Talk of a European nuclear deterrent might be welcome in Washington, but such a scheme would do very little to help Europe tackle the biggest challenges it faces.
Since Donald Trump was elected U.S. president in November 2016, reality has gained ground in the battle against populism.
Despite his high ratings, it’s not certain that the Social Democratic Party candidate for chancellor, Martin Schulz, will be victorious in Germany’s 2017 federal election.
The success of populist movements across Europe is not inevitable, despite Britain’s vote to leave the EU and the election of U.S. President Donald Trump.
European governments have had enough of U.S. haranguing but still have different views about defense and security.
Slowly, Germany is taking on more responsibility in security and defense as Europe faces major internal and external threats.

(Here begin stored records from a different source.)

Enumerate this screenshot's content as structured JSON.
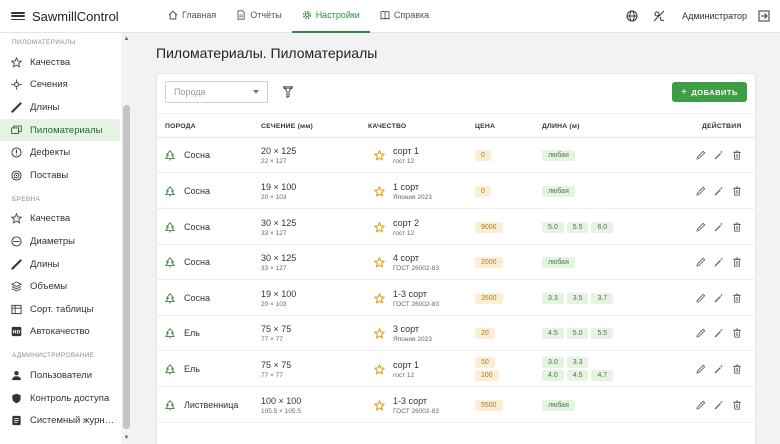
{
  "app": {
    "title": "SawmillControl"
  },
  "nav": [
    {
      "label": "Главная",
      "icon": "home-icon",
      "active": false
    },
    {
      "label": "Отчёты",
      "icon": "document-icon",
      "active": false
    },
    {
      "label": "Настройки",
      "icon": "gear-icon",
      "active": true
    },
    {
      "label": "Справка",
      "icon": "help-icon",
      "active": false
    }
  ],
  "topbar": {
    "user": "Администратор"
  },
  "sidebar": {
    "groups": [
      {
        "title": "ПИЛОМАТЕРИАЛЫ",
        "items": [
          {
            "label": "Качества",
            "icon": "star-icon",
            "active": false
          },
          {
            "label": "Сечения",
            "icon": "crosshair-icon",
            "active": false
          },
          {
            "label": "Длины",
            "icon": "ruler-icon",
            "active": false
          },
          {
            "label": "Пиломатериалы",
            "icon": "lumber-icon",
            "active": true
          },
          {
            "label": "Дефекты",
            "icon": "warning-icon",
            "active": false
          },
          {
            "label": "Поставы",
            "icon": "target-icon",
            "active": false
          }
        ]
      },
      {
        "title": "БРЕВНА",
        "items": [
          {
            "label": "Качества",
            "icon": "star-icon",
            "active": false
          },
          {
            "label": "Диаметры",
            "icon": "diameter-icon",
            "active": false
          },
          {
            "label": "Длины",
            "icon": "ruler-icon",
            "active": false
          },
          {
            "label": "Объемы",
            "icon": "layers-icon",
            "active": false
          },
          {
            "label": "Сорт. таблицы",
            "icon": "table-icon",
            "active": false
          },
          {
            "label": "Автокачество",
            "icon": "auto-icon",
            "active": false
          }
        ]
      },
      {
        "title": "АДМИНИСТРИРОВАНИЕ",
        "items": [
          {
            "label": "Пользователи",
            "icon": "users-icon",
            "active": false
          },
          {
            "label": "Контроль доступа",
            "icon": "shield-icon",
            "active": false
          },
          {
            "label": "Системный журн…",
            "icon": "log-icon",
            "active": false
          }
        ]
      }
    ]
  },
  "page": {
    "title": "Пиломатериалы. Пиломатериалы"
  },
  "toolbar": {
    "select_placeholder": "Порода",
    "add_label": "ДОБАВИТЬ"
  },
  "table": {
    "headers": {
      "poroda": "ПОРОДА",
      "sechenie": "СЕЧЕНИЕ (мм)",
      "kachestvo": "КАЧЕСТВО",
      "cena": "ЦЕНА",
      "dlina": "ДЛИНА (м)",
      "actions": "ДЕЙСТВИЯ"
    },
    "rows": [
      {
        "poroda": "Сосна",
        "sech": "20 × 125",
        "sech_sub": "22 × 127",
        "kach": "сорт 1",
        "kach_sub": "гост 12",
        "prices": [
          "0"
        ],
        "lengths": [
          [
            "любая"
          ]
        ]
      },
      {
        "poroda": "Сосна",
        "sech": "19 × 100",
        "sech_sub": "20 × 103",
        "kach": "1 сорт",
        "kach_sub": "Япония 2023",
        "prices": [
          "0"
        ],
        "lengths": [
          [
            "любая"
          ]
        ]
      },
      {
        "poroda": "Сосна",
        "sech": "30 × 125",
        "sech_sub": "33 × 127",
        "kach": "сорт 2",
        "kach_sub": "гост 12",
        "prices": [
          "9000"
        ],
        "lengths": [
          [
            "5.0",
            "5.5",
            "6.0"
          ]
        ]
      },
      {
        "poroda": "Сосна",
        "sech": "30 × 125",
        "sech_sub": "33 × 127",
        "kach": "4 сорт",
        "kach_sub": "ГОСТ 26002-83",
        "prices": [
          "2000"
        ],
        "lengths": [
          [
            "любая"
          ]
        ]
      },
      {
        "poroda": "Сосна",
        "sech": "19 × 100",
        "sech_sub": "20 × 103",
        "kach": "1-3 сорт",
        "kach_sub": "ГОСТ 26002-83",
        "prices": [
          "3500"
        ],
        "lengths": [
          [
            "3.3",
            "3.5",
            "3.7"
          ]
        ]
      },
      {
        "poroda": "Ель",
        "sech": "75 × 75",
        "sech_sub": "77 × 77",
        "kach": "3 сорт",
        "kach_sub": "Япония 2023",
        "prices": [
          "20"
        ],
        "lengths": [
          [
            "4.5",
            "5.0",
            "5.5"
          ]
        ]
      },
      {
        "poroda": "Ель",
        "sech": "75 × 75",
        "sech_sub": "77 × 77",
        "kach": "сорт 1",
        "kach_sub": "гост 12",
        "prices": [
          "50",
          "100"
        ],
        "lengths": [
          [
            "3.0",
            "3.3"
          ],
          [
            "4.0",
            "4.5",
            "4.7"
          ]
        ]
      },
      {
        "poroda": "Лиственница",
        "sech": "100 × 100",
        "sech_sub": "105.5 × 105.5",
        "kach": "1-3 сорт",
        "kach_sub": "ГОСТ 26002-83",
        "prices": [
          "5500"
        ],
        "lengths": [
          [
            "любая"
          ]
        ]
      }
    ]
  },
  "colors": {
    "accent": "#3f9d44",
    "active_bg": "#e6f2e3",
    "price_bg": "#fbeed7",
    "price_fg": "#b07a1d",
    "chip_bg": "#e6f3e2",
    "chip_fg": "#3d7d3a",
    "star": "#e2a21b"
  }
}
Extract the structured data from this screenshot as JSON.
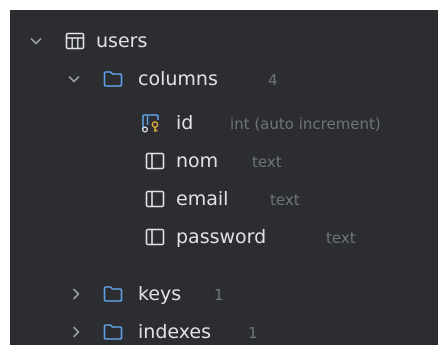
{
  "tree": {
    "table": {
      "label": "users",
      "icon": "table-icon",
      "expanded": true
    },
    "columns_folder": {
      "label": "columns",
      "count": "4",
      "icon": "folder-icon",
      "expanded": true
    },
    "columns": [
      {
        "name": "id",
        "type": "int (auto increment)",
        "icon": "primary-key-column-icon"
      },
      {
        "name": "nom",
        "type": "text",
        "icon": "column-icon"
      },
      {
        "name": "email",
        "type": "text",
        "icon": "column-icon"
      },
      {
        "name": "password",
        "type": "text",
        "icon": "column-icon"
      }
    ],
    "keys_folder": {
      "label": "keys",
      "count": "1",
      "icon": "folder-icon",
      "expanded": false
    },
    "indexes_folder": {
      "label": "indexes",
      "count": "1",
      "icon": "folder-icon",
      "expanded": false
    }
  },
  "colors": {
    "background": "#2b2d30",
    "text": "#dfe1e5",
    "muted": "#6f737a",
    "folder": "#5f9fe5",
    "chevron": "#9da0a8",
    "key": "#d4a63b"
  }
}
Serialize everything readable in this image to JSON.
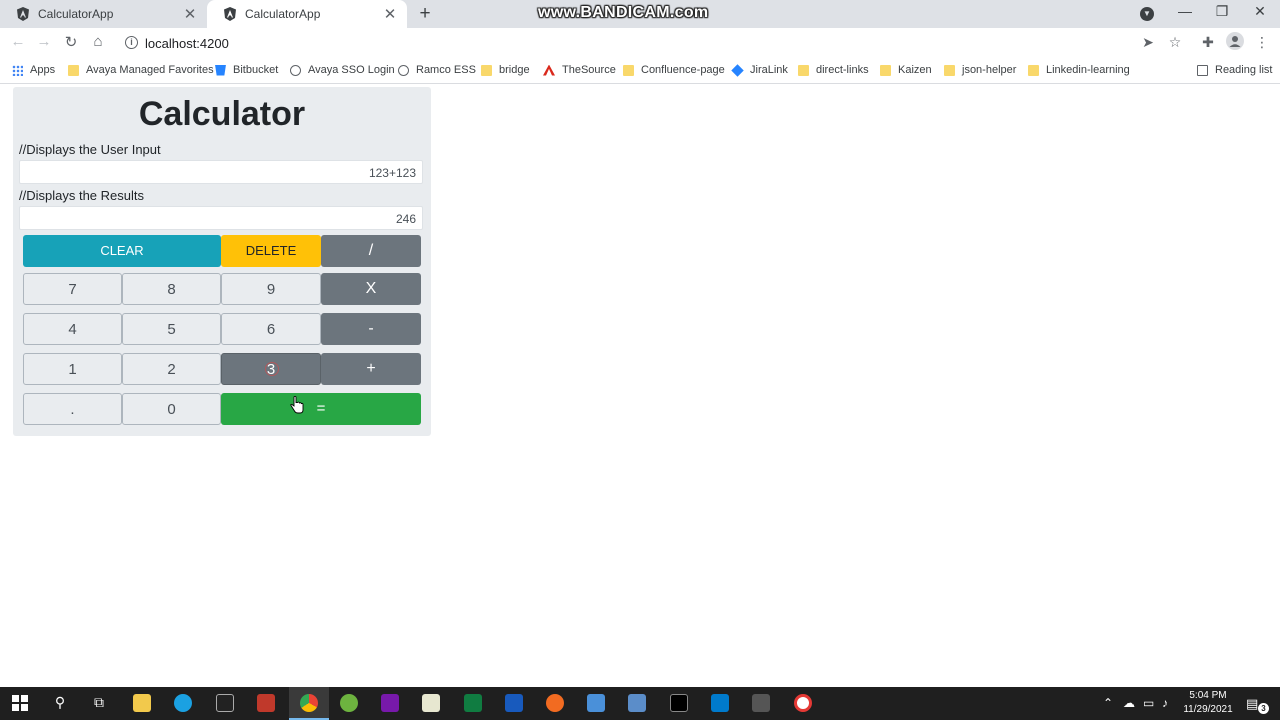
{
  "browser": {
    "tabs": [
      {
        "title": "CalculatorApp",
        "active": false
      },
      {
        "title": "CalculatorApp",
        "active": true
      }
    ],
    "watermark": "www.BANDICAM.com",
    "url": "localhost:4200",
    "bookmarks": [
      {
        "label": "Apps",
        "icon": "apps-grid-icon"
      },
      {
        "label": "Avaya Managed Favorites",
        "icon": "folder-icon"
      },
      {
        "label": "Bitbucket",
        "icon": "bitbucket-icon"
      },
      {
        "label": "Avaya SSO Login",
        "icon": "globe-icon"
      },
      {
        "label": "Ramco ESS",
        "icon": "globe-icon"
      },
      {
        "label": "bridge",
        "icon": "folder-icon"
      },
      {
        "label": "TheSource",
        "icon": "avaya-icon"
      },
      {
        "label": "Confluence-page",
        "icon": "folder-icon"
      },
      {
        "label": "JiraLink",
        "icon": "jira-icon"
      },
      {
        "label": "direct-links",
        "icon": "folder-icon"
      },
      {
        "label": "Kaizen",
        "icon": "folder-icon"
      },
      {
        "label": "json-helper",
        "icon": "folder-icon"
      },
      {
        "label": "Linkedin-learning",
        "icon": "folder-icon"
      }
    ],
    "reading_list": "Reading list"
  },
  "calculator": {
    "title": "Calculator",
    "input_label": "//Displays the User Input",
    "input_value": "123+123",
    "result_label": "//Displays the Results",
    "result_value": "246",
    "keys": {
      "clear": "CLEAR",
      "delete": "DELETE",
      "divide": "/",
      "seven": "7",
      "eight": "8",
      "nine": "9",
      "multiply": "X",
      "four": "4",
      "five": "5",
      "six": "6",
      "minus": "-",
      "one": "1",
      "two": "2",
      "three": "3",
      "plus": "+",
      "dot": ".",
      "zero": "0",
      "equals": "="
    },
    "pressed_key": "3",
    "colors": {
      "panel": "#e9ecef",
      "clear": "#17a2b8",
      "delete": "#ffc107",
      "operator": "#6c757d",
      "equals": "#28a745"
    }
  },
  "taskbar": {
    "time": "5:04 PM",
    "date": "11/29/2021",
    "notification_count": "3"
  }
}
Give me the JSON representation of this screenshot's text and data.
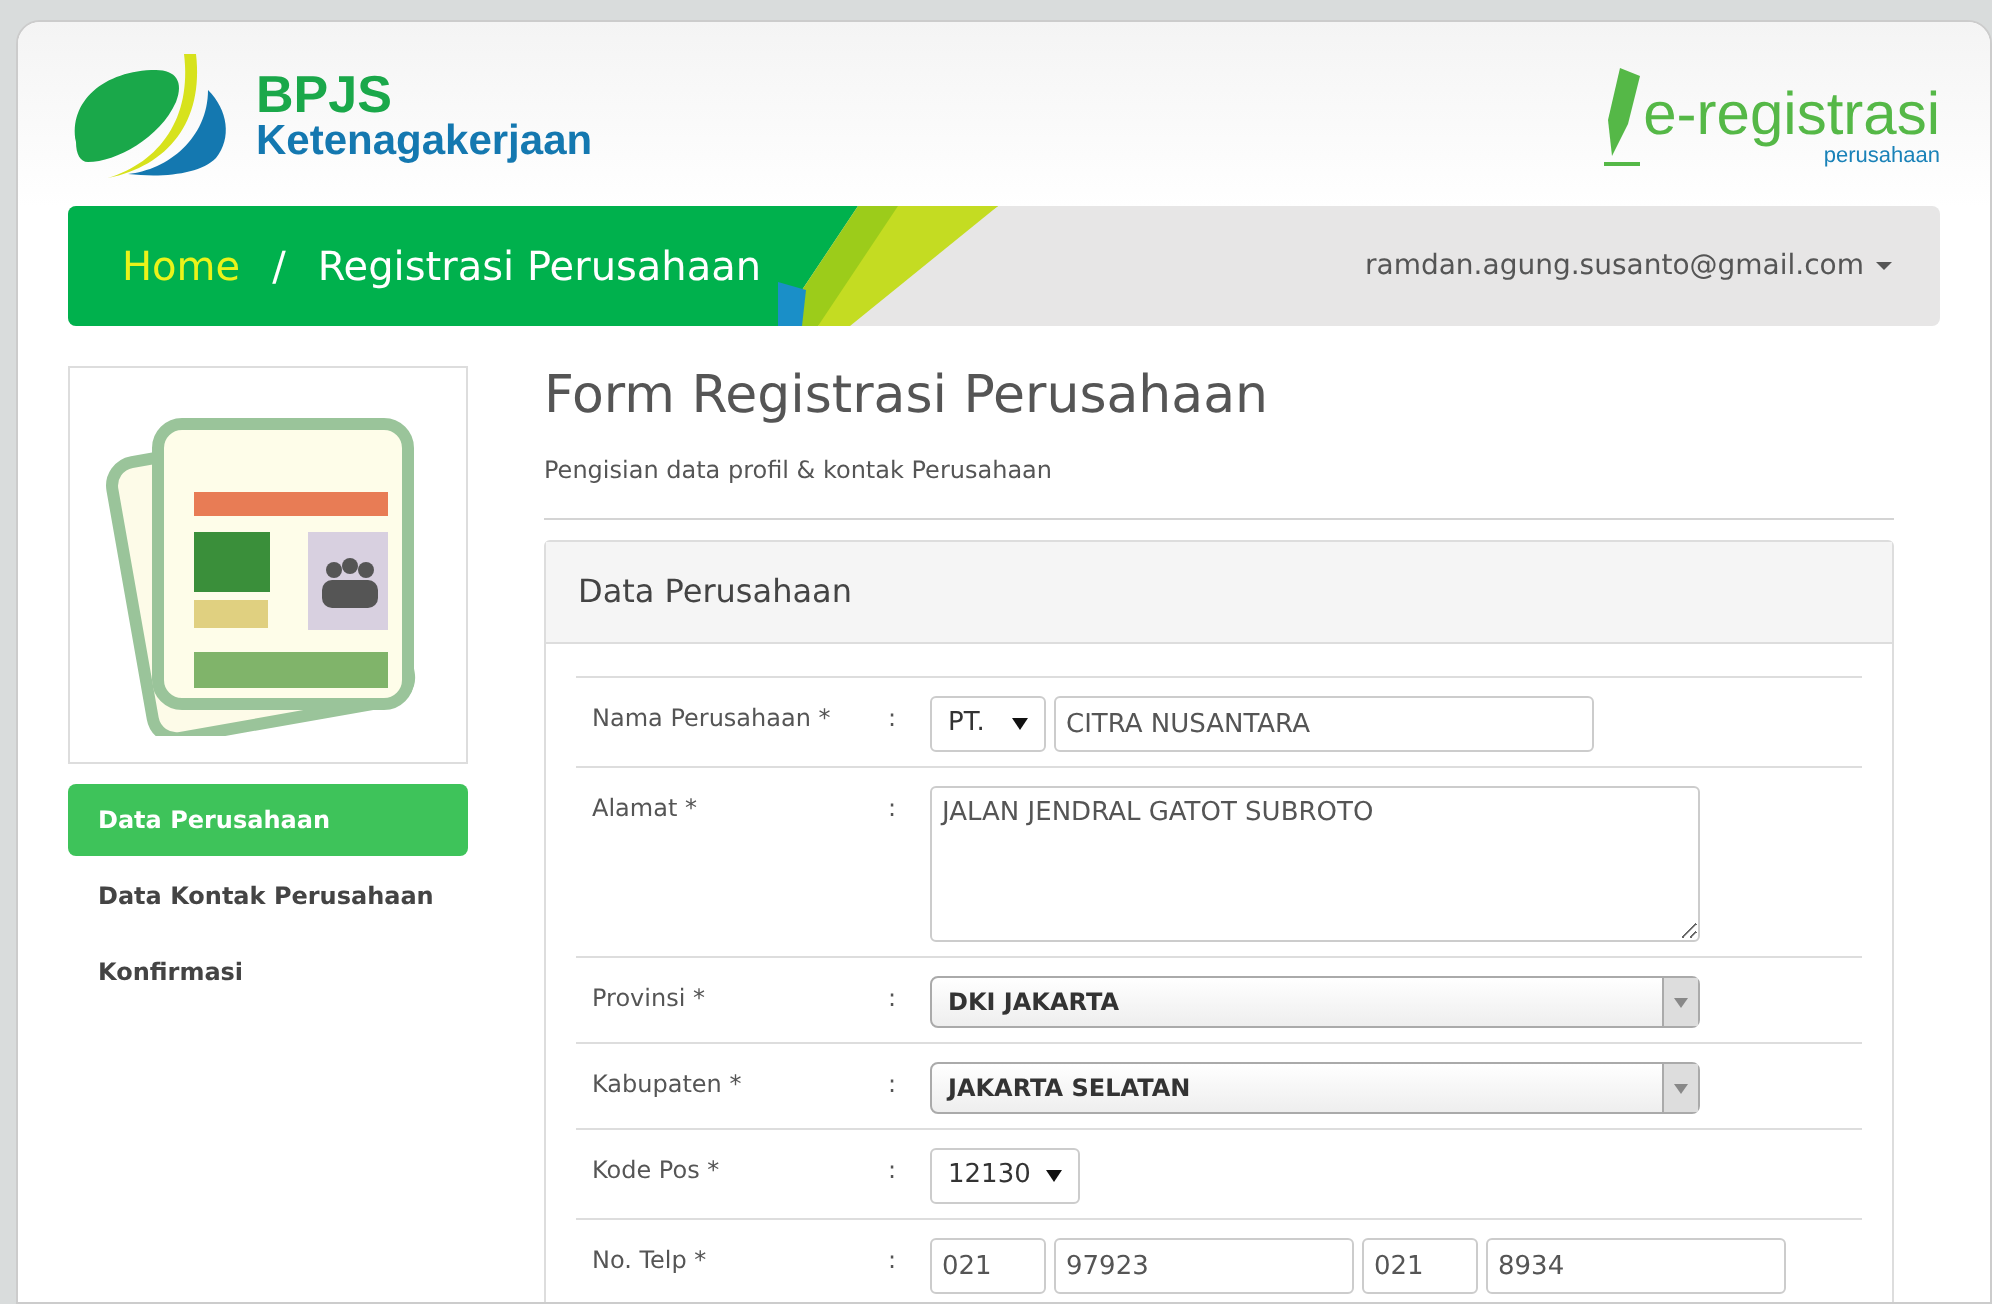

Angela Merkel and other European leaders should act fast to counter Donald Trump’s attempts to encourage the EU’s disintegration.
Closer European integration and decent leadership instead of closed borders or political correctness could rescue the EU’s liberal system.
Some of Germany’s prominent voices are musing about the options of a German or non-NATO European nuclear deterrent should a Trump administration roll back U.S. commitments to the alliance.
Angela Merkel’s decision to stand again as German chancellor coincides with unprecedented uncertainty about the ability of Europe and the West to lead.